A federal judge in Birmingham, Alabama has denied Medtronic’s attempt to throw out a sex discrimination lawsuit filed by a male former employee.
The employee, Joshua Boyd, began working at Medtronic (NYSE:MDT) in 2013. Boyd claims that despite earning the title of “top seller” of surgical equipment for Medtronic’s Midwest region, a new female manager transferred him to a new sales area, where he struggled to achieve his previous sales figures. Boyd claims the alleged discrimination stemmed from Medtronic’s Aspire program, announced by CEO Omar Ishrak in 2014 to make women 50% of management.
Boyd filed two claims of sex discrimination with the U.S. Equal Employment Opportunity Commission with no result before suing Medtronic in 2017, claiming sex discrimination and retaliation for complaining about sex discrimination. Medtronic terminated Boyd in 2016, according to his amended complaint.
“We vigorously disagree with the claims in this case,” said Medtronic spokesman Eric Epperson in an email to MassDevice. “Medtronic respects the rights of every employee, and our policies support equal treatment for all persons and condemns any form of discrimination.”
Boyd’s attorney was not immediately available for comment on the judge’s order.

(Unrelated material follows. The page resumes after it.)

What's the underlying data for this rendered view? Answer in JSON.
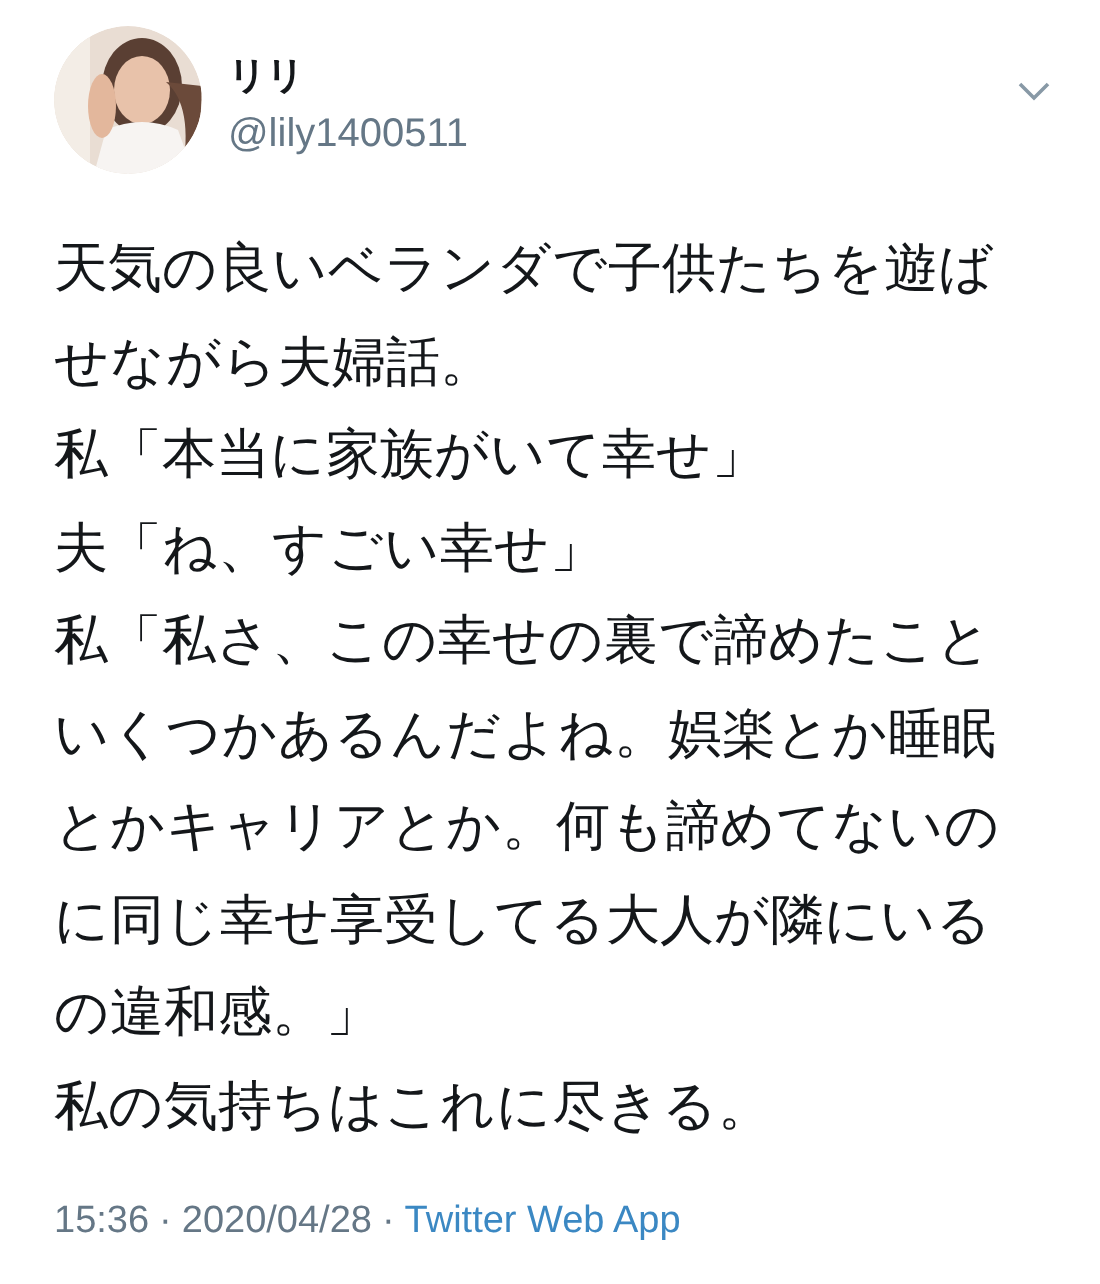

“A reasonable jury could infer a connection between Boyd’s termination and Ishrak’s goal of reaching fifty-percent female representation in management,” Judge Scott Coogler said in his opinion denying summary judgment. Coogler also cited other evidence of Boyd’s female former manager approaching a woman in the company about applying for Boyd’s position soon after his termination as possible evidence of gender bias.
“The Court finds that this evidence is sufficient to create a jury question on the issue of whether Boyd’s gender was a motivating factor in his termination,” Coogler said.

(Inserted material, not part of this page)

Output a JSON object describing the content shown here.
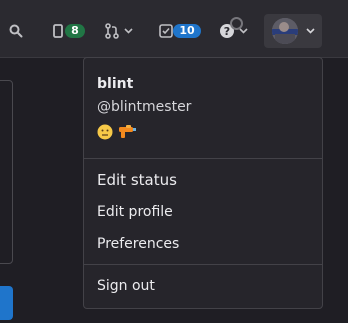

Boyd’s claim asks for a permanent injunction barring Medtronic from “engaging further in its discriminatory treatment of male employees on the basis of sex,” that the company provide equal employment opportunities for all employees, and implement “a substantive policy against sex discrimination and retaliation in the work place,” plus damages for mental and emotional distress, back pay, punitive damages and possible reinstatement to a position at Medtronic.